Stored items
>>>>

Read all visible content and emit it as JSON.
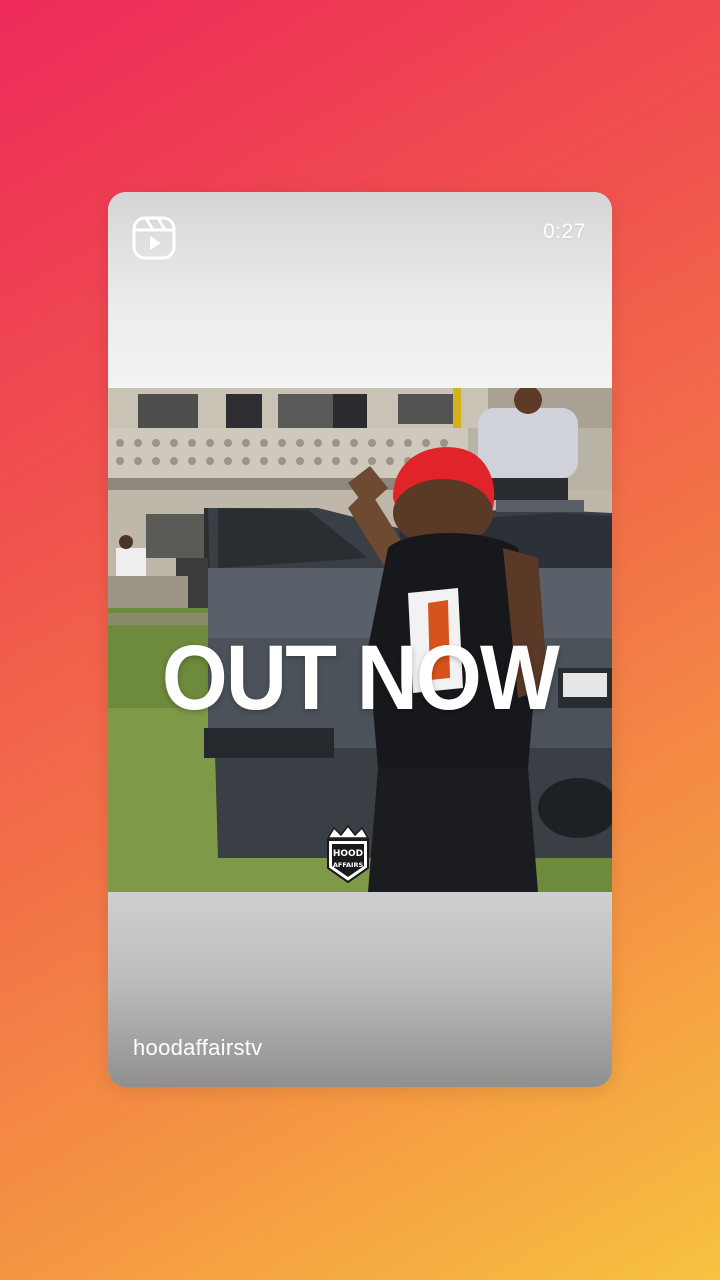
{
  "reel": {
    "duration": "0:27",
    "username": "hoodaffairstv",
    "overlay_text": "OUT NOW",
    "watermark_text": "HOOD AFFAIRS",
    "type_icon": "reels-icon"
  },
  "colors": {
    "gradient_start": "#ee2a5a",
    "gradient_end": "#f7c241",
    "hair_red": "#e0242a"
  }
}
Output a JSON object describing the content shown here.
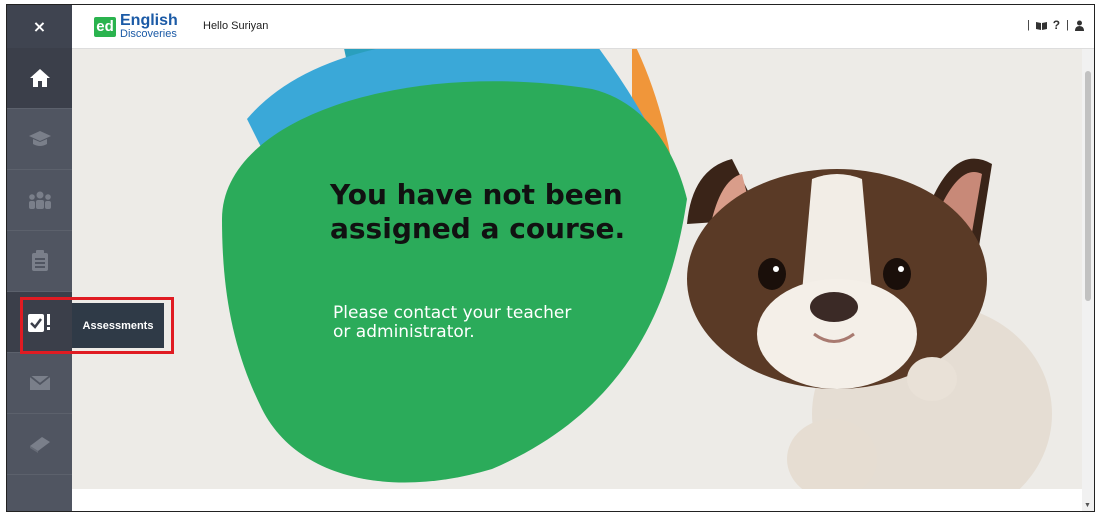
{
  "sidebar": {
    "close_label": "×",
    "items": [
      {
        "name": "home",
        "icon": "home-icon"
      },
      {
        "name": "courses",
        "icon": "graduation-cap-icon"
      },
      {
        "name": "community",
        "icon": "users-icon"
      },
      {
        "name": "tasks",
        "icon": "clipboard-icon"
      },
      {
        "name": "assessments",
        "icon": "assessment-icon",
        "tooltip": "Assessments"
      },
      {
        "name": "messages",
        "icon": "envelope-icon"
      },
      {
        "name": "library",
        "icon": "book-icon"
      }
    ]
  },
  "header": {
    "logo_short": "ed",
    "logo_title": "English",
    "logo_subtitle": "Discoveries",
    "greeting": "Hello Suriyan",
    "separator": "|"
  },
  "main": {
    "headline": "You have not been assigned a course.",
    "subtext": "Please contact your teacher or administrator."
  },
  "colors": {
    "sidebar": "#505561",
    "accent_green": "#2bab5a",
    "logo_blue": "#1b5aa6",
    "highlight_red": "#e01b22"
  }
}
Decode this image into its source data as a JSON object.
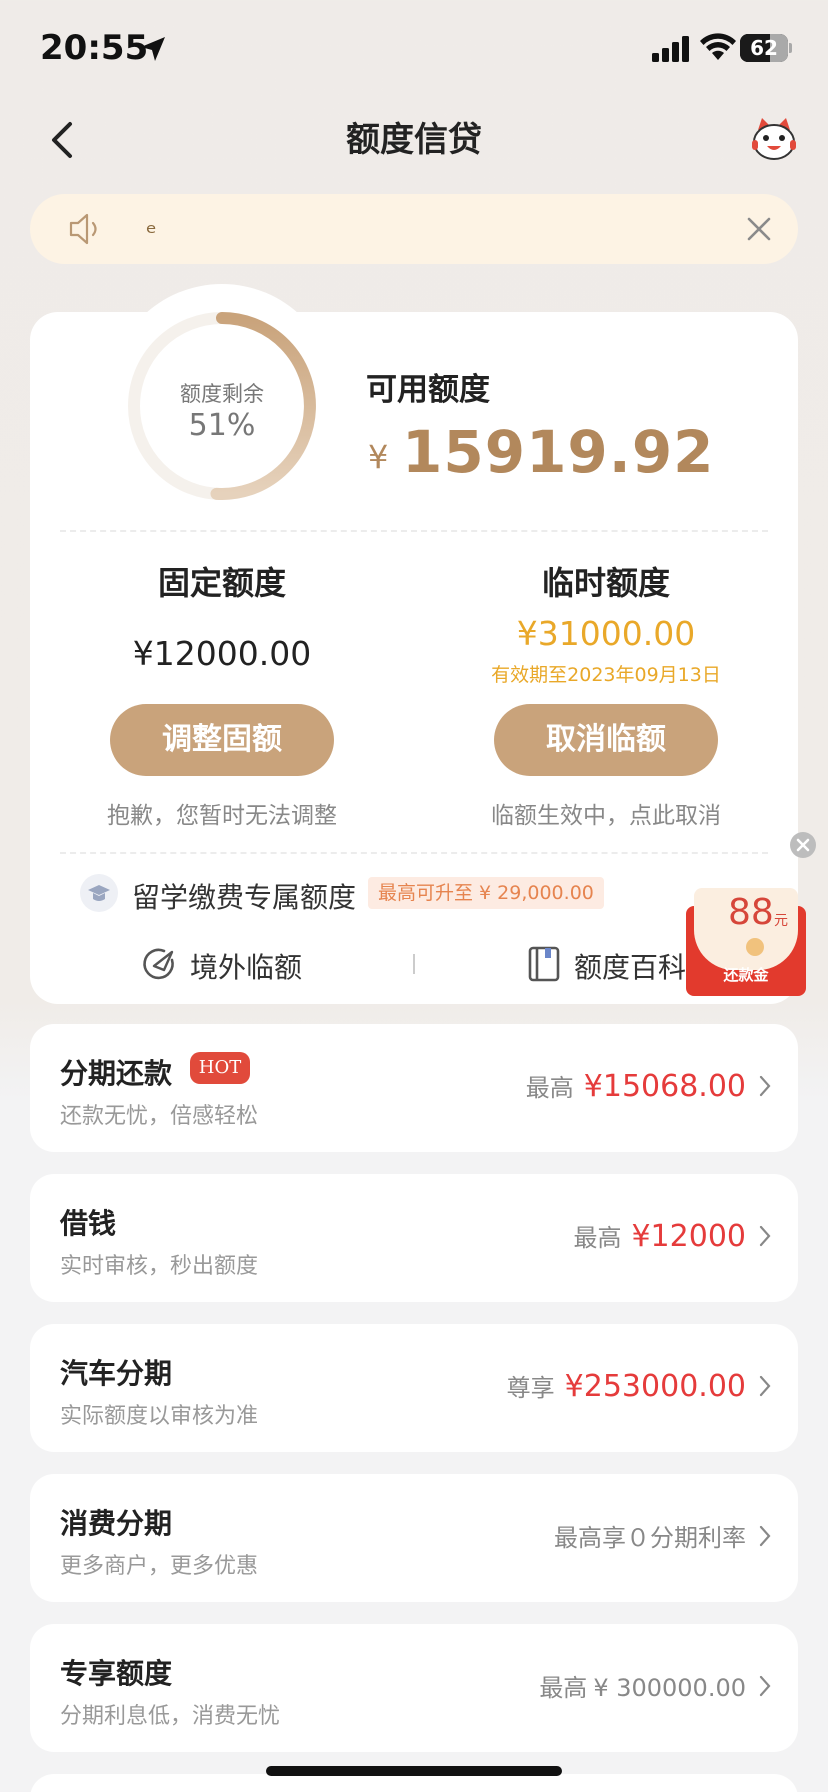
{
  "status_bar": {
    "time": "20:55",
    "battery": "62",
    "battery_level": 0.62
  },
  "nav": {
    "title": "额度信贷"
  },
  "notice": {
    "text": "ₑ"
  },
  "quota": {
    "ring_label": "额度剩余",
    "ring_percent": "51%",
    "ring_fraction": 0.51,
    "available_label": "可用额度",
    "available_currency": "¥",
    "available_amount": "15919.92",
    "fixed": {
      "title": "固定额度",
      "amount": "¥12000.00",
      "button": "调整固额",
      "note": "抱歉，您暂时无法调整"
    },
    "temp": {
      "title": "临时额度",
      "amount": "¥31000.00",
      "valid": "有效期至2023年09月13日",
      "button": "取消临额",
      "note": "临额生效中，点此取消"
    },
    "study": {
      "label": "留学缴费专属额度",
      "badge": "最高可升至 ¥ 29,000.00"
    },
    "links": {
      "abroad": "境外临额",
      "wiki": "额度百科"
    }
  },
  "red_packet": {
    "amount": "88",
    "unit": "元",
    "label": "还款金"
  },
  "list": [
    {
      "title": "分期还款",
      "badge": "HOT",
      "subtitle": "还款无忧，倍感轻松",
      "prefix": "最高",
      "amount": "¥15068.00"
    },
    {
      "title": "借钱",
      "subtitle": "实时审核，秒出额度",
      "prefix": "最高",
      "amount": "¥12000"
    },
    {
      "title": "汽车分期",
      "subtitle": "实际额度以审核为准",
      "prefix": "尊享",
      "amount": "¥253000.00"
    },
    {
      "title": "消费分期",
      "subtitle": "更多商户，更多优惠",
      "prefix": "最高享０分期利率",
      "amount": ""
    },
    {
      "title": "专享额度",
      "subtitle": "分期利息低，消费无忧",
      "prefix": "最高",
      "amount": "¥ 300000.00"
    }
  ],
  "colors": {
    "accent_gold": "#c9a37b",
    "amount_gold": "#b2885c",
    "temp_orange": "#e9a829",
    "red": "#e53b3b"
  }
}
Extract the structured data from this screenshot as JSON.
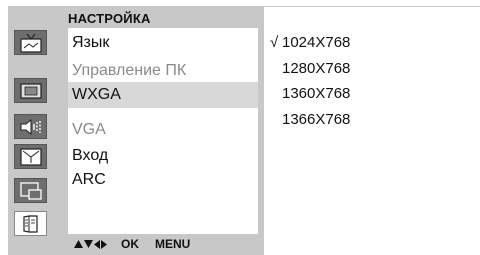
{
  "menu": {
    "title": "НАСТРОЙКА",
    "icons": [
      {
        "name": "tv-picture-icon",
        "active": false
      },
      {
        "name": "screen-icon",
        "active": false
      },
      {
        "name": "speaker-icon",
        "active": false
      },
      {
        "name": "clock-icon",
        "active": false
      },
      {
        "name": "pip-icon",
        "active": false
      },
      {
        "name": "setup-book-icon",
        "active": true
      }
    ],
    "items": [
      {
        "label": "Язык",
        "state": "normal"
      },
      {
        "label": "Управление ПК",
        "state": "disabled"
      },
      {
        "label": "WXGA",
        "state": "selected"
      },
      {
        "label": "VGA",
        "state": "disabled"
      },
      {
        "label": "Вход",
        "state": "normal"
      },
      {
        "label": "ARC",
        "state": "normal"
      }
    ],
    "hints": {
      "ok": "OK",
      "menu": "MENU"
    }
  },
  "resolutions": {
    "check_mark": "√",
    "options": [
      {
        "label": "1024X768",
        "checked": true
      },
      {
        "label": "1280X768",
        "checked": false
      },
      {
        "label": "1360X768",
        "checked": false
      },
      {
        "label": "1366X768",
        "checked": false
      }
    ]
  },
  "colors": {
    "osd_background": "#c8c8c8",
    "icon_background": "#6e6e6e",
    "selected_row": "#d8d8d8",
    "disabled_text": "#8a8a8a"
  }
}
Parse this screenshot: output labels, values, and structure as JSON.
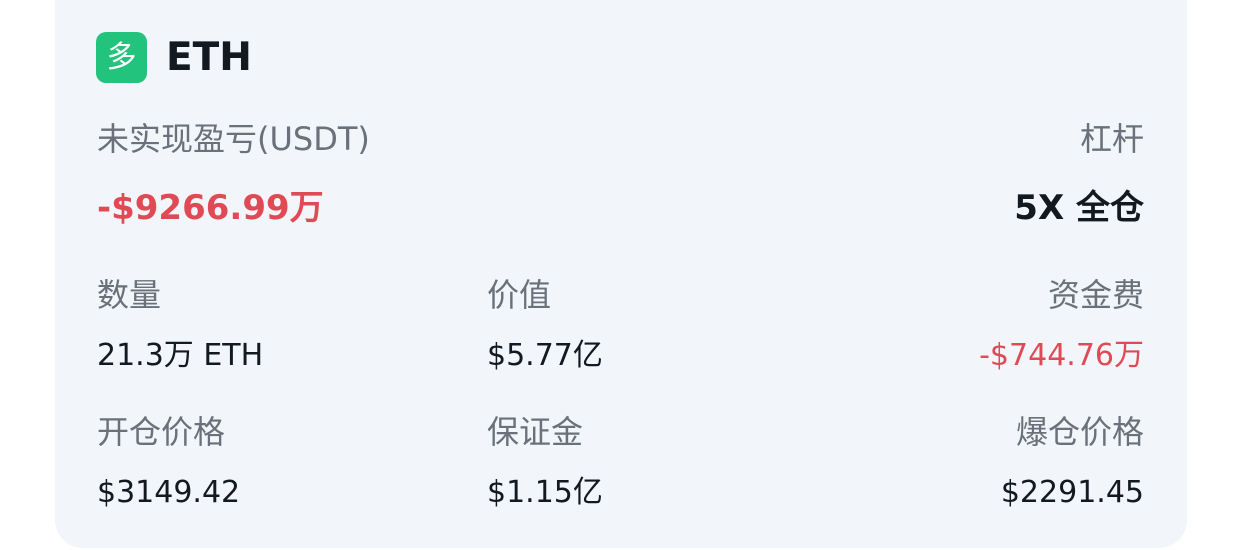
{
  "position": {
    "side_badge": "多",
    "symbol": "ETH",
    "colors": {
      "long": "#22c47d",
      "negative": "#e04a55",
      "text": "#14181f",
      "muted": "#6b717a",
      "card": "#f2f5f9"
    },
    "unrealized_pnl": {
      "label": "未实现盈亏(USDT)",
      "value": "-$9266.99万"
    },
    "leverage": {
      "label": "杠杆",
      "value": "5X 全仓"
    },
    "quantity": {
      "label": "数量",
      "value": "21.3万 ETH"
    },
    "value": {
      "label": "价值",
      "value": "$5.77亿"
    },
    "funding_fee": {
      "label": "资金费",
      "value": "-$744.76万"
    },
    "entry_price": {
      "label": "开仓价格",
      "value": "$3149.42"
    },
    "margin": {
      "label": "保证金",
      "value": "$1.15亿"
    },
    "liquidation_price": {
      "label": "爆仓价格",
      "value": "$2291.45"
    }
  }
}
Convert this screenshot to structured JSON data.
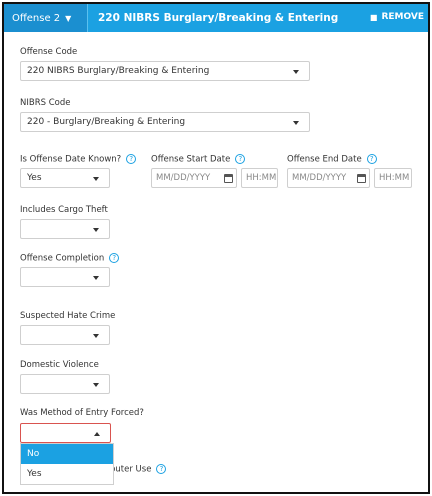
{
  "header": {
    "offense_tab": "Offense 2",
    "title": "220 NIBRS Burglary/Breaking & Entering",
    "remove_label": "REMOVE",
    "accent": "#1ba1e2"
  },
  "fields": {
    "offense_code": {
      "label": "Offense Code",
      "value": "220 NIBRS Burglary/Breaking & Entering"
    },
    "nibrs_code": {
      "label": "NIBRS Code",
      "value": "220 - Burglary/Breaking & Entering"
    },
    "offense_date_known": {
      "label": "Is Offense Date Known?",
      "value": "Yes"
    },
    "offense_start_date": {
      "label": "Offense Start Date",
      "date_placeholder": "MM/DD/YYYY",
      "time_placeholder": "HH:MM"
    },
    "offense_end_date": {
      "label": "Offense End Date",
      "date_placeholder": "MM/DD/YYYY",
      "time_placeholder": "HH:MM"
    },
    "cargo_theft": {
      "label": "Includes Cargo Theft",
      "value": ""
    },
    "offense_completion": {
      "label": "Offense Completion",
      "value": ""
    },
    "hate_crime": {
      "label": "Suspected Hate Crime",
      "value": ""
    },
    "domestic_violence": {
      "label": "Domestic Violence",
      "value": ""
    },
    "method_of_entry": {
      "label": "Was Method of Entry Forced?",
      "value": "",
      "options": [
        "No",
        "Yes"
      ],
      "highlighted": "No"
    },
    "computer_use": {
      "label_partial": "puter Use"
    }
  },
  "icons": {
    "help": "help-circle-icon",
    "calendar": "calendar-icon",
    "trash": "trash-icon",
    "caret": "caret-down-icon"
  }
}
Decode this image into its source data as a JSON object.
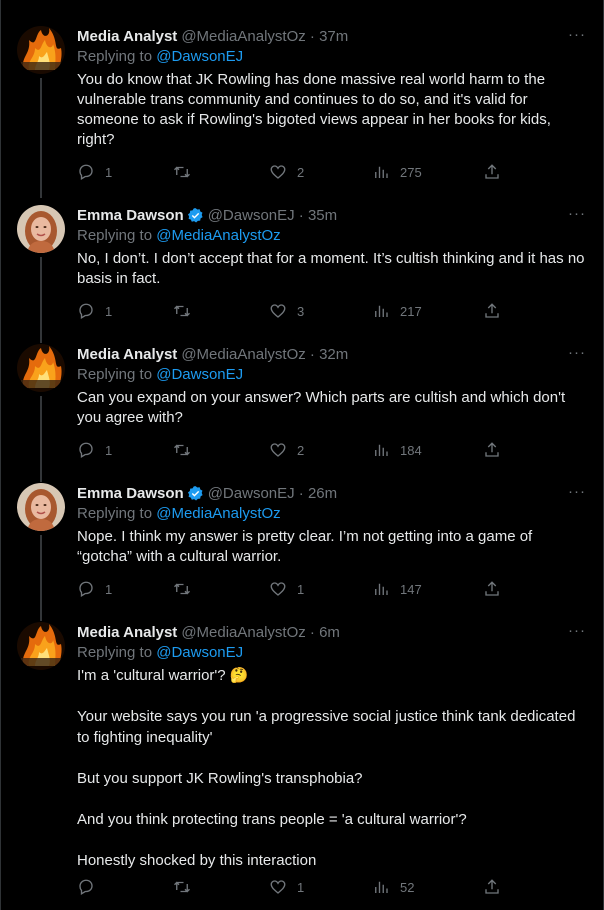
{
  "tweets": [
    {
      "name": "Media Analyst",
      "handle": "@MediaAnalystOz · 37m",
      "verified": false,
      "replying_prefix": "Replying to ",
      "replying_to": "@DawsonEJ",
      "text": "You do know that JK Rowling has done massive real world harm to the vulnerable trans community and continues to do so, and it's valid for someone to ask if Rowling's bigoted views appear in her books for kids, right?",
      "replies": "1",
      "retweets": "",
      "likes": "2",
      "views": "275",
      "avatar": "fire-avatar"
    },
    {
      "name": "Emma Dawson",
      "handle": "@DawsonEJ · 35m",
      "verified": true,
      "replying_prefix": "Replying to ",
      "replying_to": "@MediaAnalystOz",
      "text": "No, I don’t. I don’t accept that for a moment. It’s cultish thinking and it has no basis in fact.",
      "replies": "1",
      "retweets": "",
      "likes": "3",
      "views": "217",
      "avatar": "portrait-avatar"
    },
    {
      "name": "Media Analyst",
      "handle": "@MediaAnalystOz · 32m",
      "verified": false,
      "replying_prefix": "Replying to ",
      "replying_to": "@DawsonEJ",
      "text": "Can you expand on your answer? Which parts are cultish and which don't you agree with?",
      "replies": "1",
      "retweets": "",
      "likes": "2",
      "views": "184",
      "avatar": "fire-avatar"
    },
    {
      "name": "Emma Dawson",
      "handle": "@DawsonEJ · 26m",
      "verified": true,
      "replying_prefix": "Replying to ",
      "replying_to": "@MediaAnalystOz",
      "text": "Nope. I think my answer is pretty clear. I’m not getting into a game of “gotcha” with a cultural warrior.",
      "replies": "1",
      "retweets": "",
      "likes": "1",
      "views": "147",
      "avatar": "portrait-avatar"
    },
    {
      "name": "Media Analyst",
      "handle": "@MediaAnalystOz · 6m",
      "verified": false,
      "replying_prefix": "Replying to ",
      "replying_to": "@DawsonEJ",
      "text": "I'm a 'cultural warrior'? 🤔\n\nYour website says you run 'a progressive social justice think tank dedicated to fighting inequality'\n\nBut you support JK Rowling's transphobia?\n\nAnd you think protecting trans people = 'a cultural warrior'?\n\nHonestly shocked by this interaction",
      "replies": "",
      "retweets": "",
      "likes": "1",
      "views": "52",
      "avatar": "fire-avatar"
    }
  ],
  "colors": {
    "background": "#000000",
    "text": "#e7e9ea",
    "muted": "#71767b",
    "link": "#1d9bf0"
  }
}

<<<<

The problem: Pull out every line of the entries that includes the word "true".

Completed task:
        "active": true
        "checked": true
      "verified": true,
      "verified": true,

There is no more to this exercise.